## Data for analysis
____

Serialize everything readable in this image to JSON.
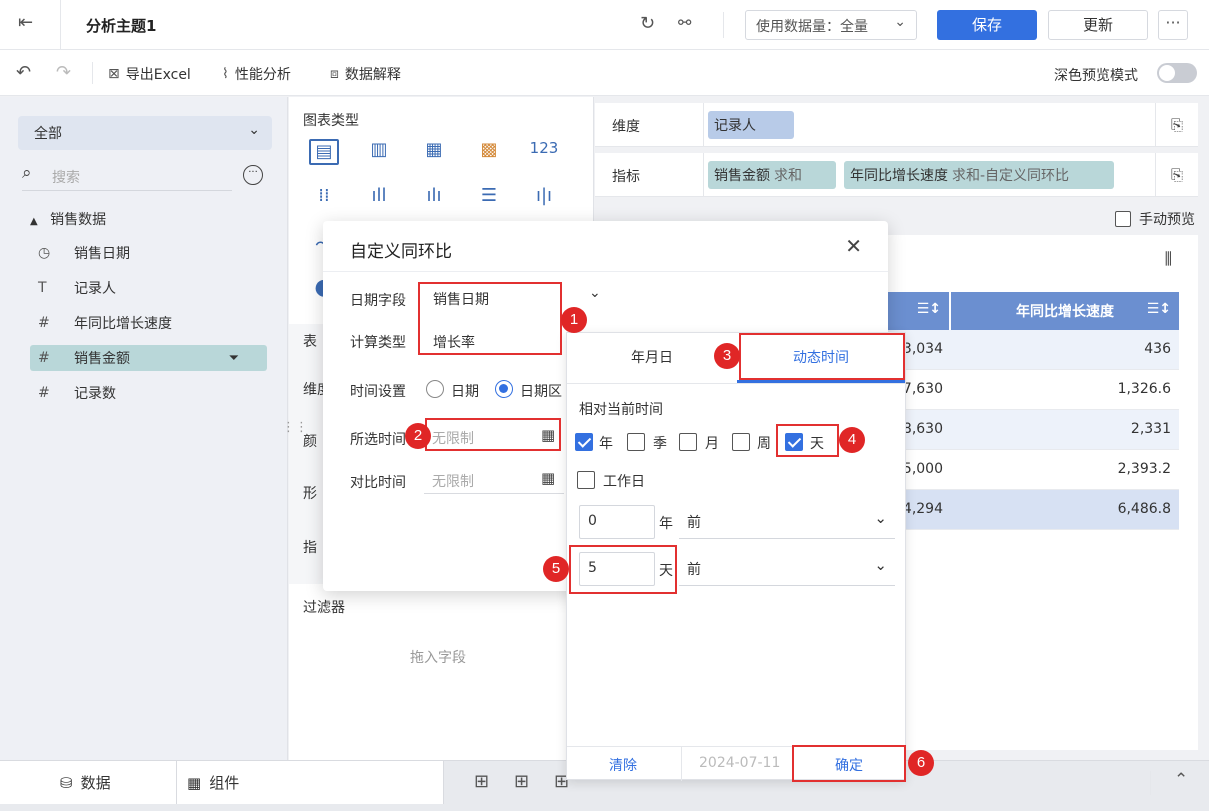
{
  "header": {
    "title": "分析主题1",
    "data_amount": "使用数据量：全量",
    "save_label": "保存",
    "update_label": "更新",
    "more_label": "···"
  },
  "toolbar": {
    "export_label": "导出Excel",
    "performance_label": "性能分析",
    "explain_label": "数据解释",
    "dark_mode_label": "深色预览模式"
  },
  "left_panel": {
    "scope": "全部",
    "search_placeholder": "搜索",
    "group": "销售数据",
    "fields": [
      {
        "icon": "clock-icon",
        "glyph": "◷",
        "label": "销售日期"
      },
      {
        "icon": "text-icon",
        "glyph": "T",
        "label": "记录人"
      },
      {
        "icon": "number-icon",
        "glyph": "#",
        "label": "年同比增长速度"
      },
      {
        "icon": "number-icon",
        "glyph": "#",
        "label": "销售金额"
      },
      {
        "icon": "count-icon",
        "glyph": "#",
        "label": "记录数"
      }
    ]
  },
  "middle_panel": {
    "chart_type_title": "图表类型",
    "table_label": "表",
    "dim_label": "维度",
    "color_label": "颜",
    "shape_label": "形",
    "metric_label": "指",
    "filter_title": "过滤器",
    "drag_hint": "拖入字段"
  },
  "right_panel": {
    "dimension_label": "维度",
    "metric_label": "指标",
    "dim_pill": "记录人",
    "metric_pill_1": "销售金额",
    "metric_pill_1_sub": "求和",
    "metric_pill_2": "年同比增长速度",
    "metric_pill_2_sub": "求和-自定义同环比",
    "manual_preview": "手动预览",
    "table": {
      "headers": [
        "额",
        "年同比增长速度"
      ],
      "rows": [
        [
          "3,034",
          "436"
        ],
        [
          "7,630",
          "1,326.6"
        ],
        [
          "8,630",
          "2,331"
        ],
        [
          "5,000",
          "2,393.2"
        ],
        [
          "4,294",
          "6,486.8"
        ]
      ]
    }
  },
  "dialog": {
    "title": "自定义同环比",
    "date_field_label": "日期字段",
    "date_field_value": "销售日期",
    "calc_type_label": "计算类型",
    "calc_type_value": "增长率",
    "time_setting_label": "时间设置",
    "opt_date": "日期",
    "opt_range": "日期区",
    "selected_time_label": "所选时间",
    "selected_time_placeholder": "无限制",
    "compare_time_label": "对比时间",
    "compare_time_placeholder": "无限制"
  },
  "popup": {
    "tab_ymd": "年月日",
    "tab_dynamic": "动态时间",
    "relative_label": "相对当前时间",
    "checks": [
      {
        "label": "年",
        "checked": true
      },
      {
        "label": "季",
        "checked": false
      },
      {
        "label": "月",
        "checked": false
      },
      {
        "label": "周",
        "checked": false
      },
      {
        "label": "天",
        "checked": true
      }
    ],
    "workday_label": "工作日",
    "year_value": "0",
    "year_unit": "年",
    "year_dir": "前",
    "day_value": "5",
    "day_unit": "天",
    "day_dir": "前",
    "clear_label": "清除",
    "date_display": "2024-07-11",
    "ok_label": "确定"
  },
  "bottom": {
    "data_tab": "数据",
    "component_tab": "组件"
  },
  "annotations": [
    "1",
    "2",
    "3",
    "4",
    "5",
    "6"
  ],
  "colors": {
    "accent": "#3370e0",
    "annotation_red": "#e02626",
    "header_blue": "#6b8fd0",
    "teal_pill": "#b9d7d9"
  }
}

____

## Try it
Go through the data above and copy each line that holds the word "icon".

## Solution to this task
        "icon": "clock-icon",
        "icon": "text-icon",
        "icon": "number-icon",
        "icon": "number-icon",
        "icon": "count-icon",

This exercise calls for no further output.